- DATA FOR THIS TASK -
'''
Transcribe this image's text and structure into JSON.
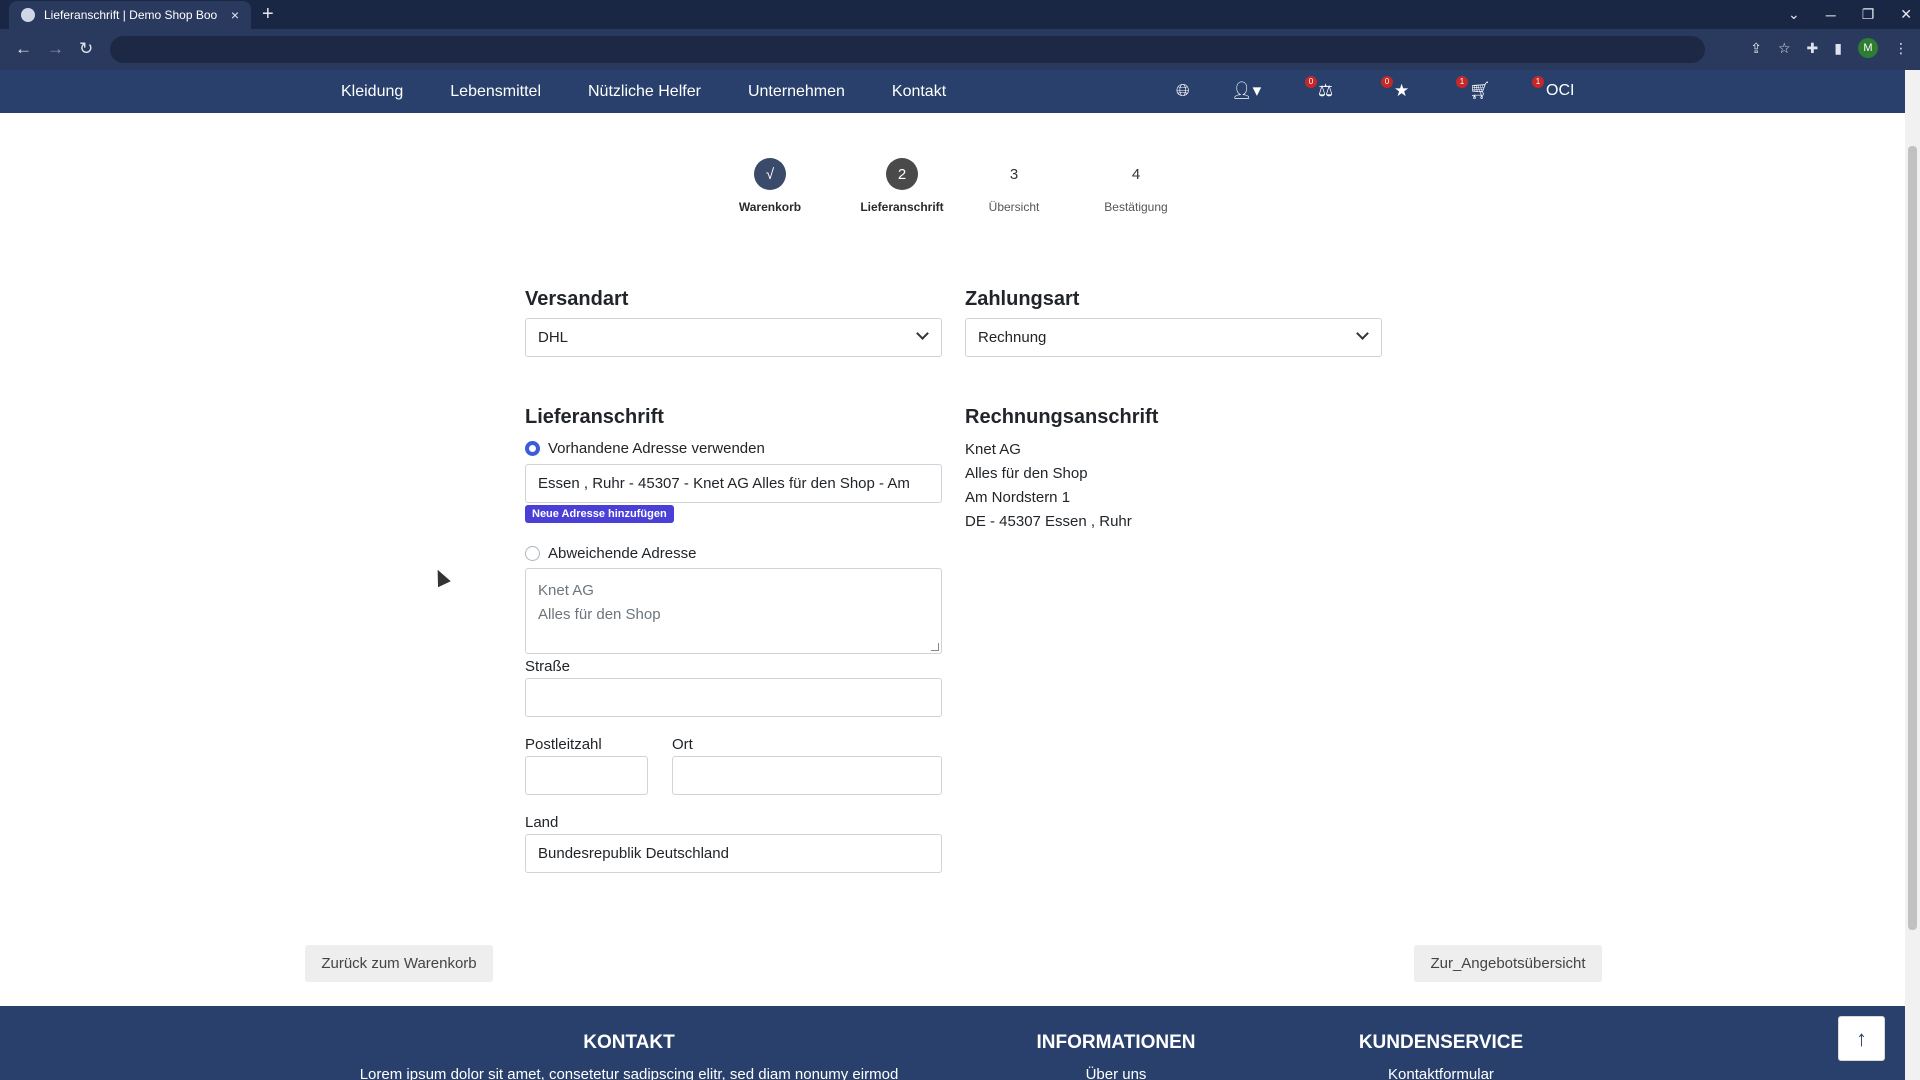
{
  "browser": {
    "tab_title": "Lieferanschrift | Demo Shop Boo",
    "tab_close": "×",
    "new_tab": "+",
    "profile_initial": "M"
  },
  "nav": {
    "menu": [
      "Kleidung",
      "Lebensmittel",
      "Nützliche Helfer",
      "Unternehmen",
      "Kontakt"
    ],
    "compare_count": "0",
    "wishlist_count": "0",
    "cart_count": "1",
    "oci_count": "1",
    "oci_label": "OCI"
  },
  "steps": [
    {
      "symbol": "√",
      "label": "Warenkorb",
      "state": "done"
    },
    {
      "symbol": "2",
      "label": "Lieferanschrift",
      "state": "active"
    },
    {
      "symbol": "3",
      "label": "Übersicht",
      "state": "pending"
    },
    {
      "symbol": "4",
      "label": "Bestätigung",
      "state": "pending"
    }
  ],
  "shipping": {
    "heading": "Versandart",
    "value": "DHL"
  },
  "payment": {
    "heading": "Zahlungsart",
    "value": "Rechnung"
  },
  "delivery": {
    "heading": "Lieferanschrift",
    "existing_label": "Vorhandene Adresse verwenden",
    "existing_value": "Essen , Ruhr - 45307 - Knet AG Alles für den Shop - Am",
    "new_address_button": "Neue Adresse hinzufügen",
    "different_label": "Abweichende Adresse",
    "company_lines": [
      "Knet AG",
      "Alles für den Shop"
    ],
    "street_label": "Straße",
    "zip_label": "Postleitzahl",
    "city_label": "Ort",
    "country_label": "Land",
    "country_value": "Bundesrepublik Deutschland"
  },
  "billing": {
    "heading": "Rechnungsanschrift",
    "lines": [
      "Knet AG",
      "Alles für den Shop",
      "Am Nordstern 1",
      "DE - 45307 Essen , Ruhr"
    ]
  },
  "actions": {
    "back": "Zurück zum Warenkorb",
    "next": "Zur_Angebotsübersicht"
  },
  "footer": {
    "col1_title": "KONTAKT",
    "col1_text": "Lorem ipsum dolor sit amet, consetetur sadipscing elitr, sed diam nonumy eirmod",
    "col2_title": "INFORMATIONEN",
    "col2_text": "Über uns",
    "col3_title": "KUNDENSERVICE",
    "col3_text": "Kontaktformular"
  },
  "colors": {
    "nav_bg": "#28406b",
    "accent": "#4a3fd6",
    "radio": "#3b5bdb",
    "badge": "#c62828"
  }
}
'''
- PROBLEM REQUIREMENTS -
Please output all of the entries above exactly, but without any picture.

- SOLUTION BELOW -
Transcribe this image's text and structure into JSON.
{
  "browser": {
    "tab_title": "Lieferanschrift | Demo Shop Boo",
    "tab_close": "×",
    "new_tab": "+",
    "profile_initial": "M"
  },
  "nav": {
    "menu": [
      "Kleidung",
      "Lebensmittel",
      "Nützliche Helfer",
      "Unternehmen",
      "Kontakt"
    ],
    "compare_count": "0",
    "wishlist_count": "0",
    "cart_count": "1",
    "oci_count": "1",
    "oci_label": "OCI"
  },
  "steps": [
    {
      "symbol": "√",
      "label": "Warenkorb",
      "state": "done"
    },
    {
      "symbol": "2",
      "label": "Lieferanschrift",
      "state": "active"
    },
    {
      "symbol": "3",
      "label": "Übersicht",
      "state": "pending"
    },
    {
      "symbol": "4",
      "label": "Bestätigung",
      "state": "pending"
    }
  ],
  "shipping": {
    "heading": "Versandart",
    "value": "DHL"
  },
  "payment": {
    "heading": "Zahlungsart",
    "value": "Rechnung"
  },
  "delivery": {
    "heading": "Lieferanschrift",
    "existing_label": "Vorhandene Adresse verwenden",
    "existing_value": "Essen , Ruhr - 45307 - Knet AG Alles für den Shop - Am",
    "new_address_button": "Neue Adresse hinzufügen",
    "different_label": "Abweichende Adresse",
    "company_lines": [
      "Knet AG",
      "Alles für den Shop"
    ],
    "street_label": "Straße",
    "zip_label": "Postleitzahl",
    "city_label": "Ort",
    "country_label": "Land",
    "country_value": "Bundesrepublik Deutschland"
  },
  "billing": {
    "heading": "Rechnungsanschrift",
    "lines": [
      "Knet AG",
      "Alles für den Shop",
      "Am Nordstern 1",
      "DE - 45307 Essen , Ruhr"
    ]
  },
  "actions": {
    "back": "Zurück zum Warenkorb",
    "next": "Zur_Angebotsübersicht"
  },
  "footer": {
    "col1_title": "KONTAKT",
    "col1_text": "Lorem ipsum dolor sit amet, consetetur sadipscing elitr, sed diam nonumy eirmod",
    "col2_title": "INFORMATIONEN",
    "col2_text": "Über uns",
    "col3_title": "KUNDENSERVICE",
    "col3_text": "Kontaktformular"
  },
  "colors": {
    "nav_bg": "#28406b",
    "accent": "#4a3fd6",
    "radio": "#3b5bdb",
    "badge": "#c62828"
  }
}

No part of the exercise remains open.